All anchor manoeuvres had to be done without an engine, which was sometimes difficult in unknown waters under strong wind conditions with reefs and rocks around. Having no engine also meant we frequently had to wait the night out at sea to enter harbour in daylight; no quick run in under engine before nightfall! Charts were unreliable for accurate GPS navigation and most harbours unlit.
A strong storm hit us in the Bismarck-Sea. Though professional photographer Philipp Hympendahl was aboard the ‘Lapita Tikopia’, he couldn’t take any photos as all hands were needed in the severe conditions. With smallest sail and two sea anchors the crew were able to weather the two day gale. In this same storm ‘Lapita Anuta’, due to a navigational error, had to sail 9 Nm close hauled under stormsail in huge beam seas to reach shelter at the agreed rendezvous. Boats and crew came through safe and sound.

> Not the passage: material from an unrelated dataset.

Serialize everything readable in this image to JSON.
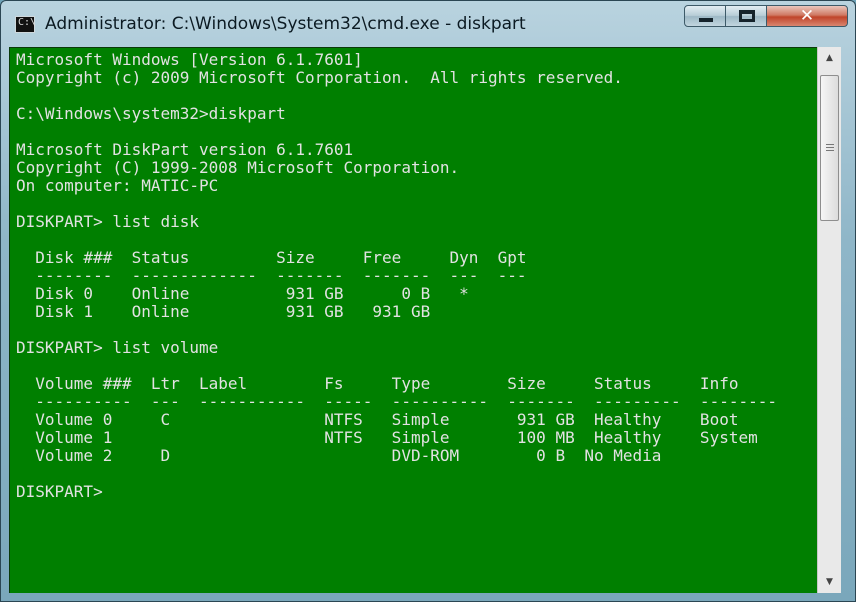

There were also some adventures of a different nature; having to pay a bribe to officials in the Philippines in order to receive the documents for leaving the country; spending hours in Indonesian harbour/custom offices and paying more money to continue the voyage.
On the islands of Karkar and Kabacon people stole some items of our equipment.
We carried a large medicine store, even so nearly everyone was handicapped by tropical ulcers due to the hot, humid conditions and bacteria. A small cut could cause a festering sore within days. Sitting on the hard wet decks caused similar sores on bottoms, very painful! One crewmember had a serious tropical skin infection and had to stay ashore for two weeks for daily hospital injections.
Some suffered seasickness, or headaches and exhaustion from the humid heat. One crew suffered heat-stroke and dehydration which led to an infection of the urethra and later of the kidneys and had to be operated on when returned home.
Both skippers, Hanneke Boon and Klaus Hympendahl, lost a lot of weight. James Wharram, aged 80 with a worn knee joint and frozen shoulder, suffered acute and continuous discomfort due to the tight living accommodation; though remarkably healthy throughout the voyage he finally succumbed to a lingering stomach bug and exhaustion, deciding him to return home 200Nm before the end of the 4000Nm voyage, to avoid being a burden on the others. The prospect of a difficult landing in Anuta clinched his decision.
In spite of the difficulties we experienced, the voyage achieved all its objectives.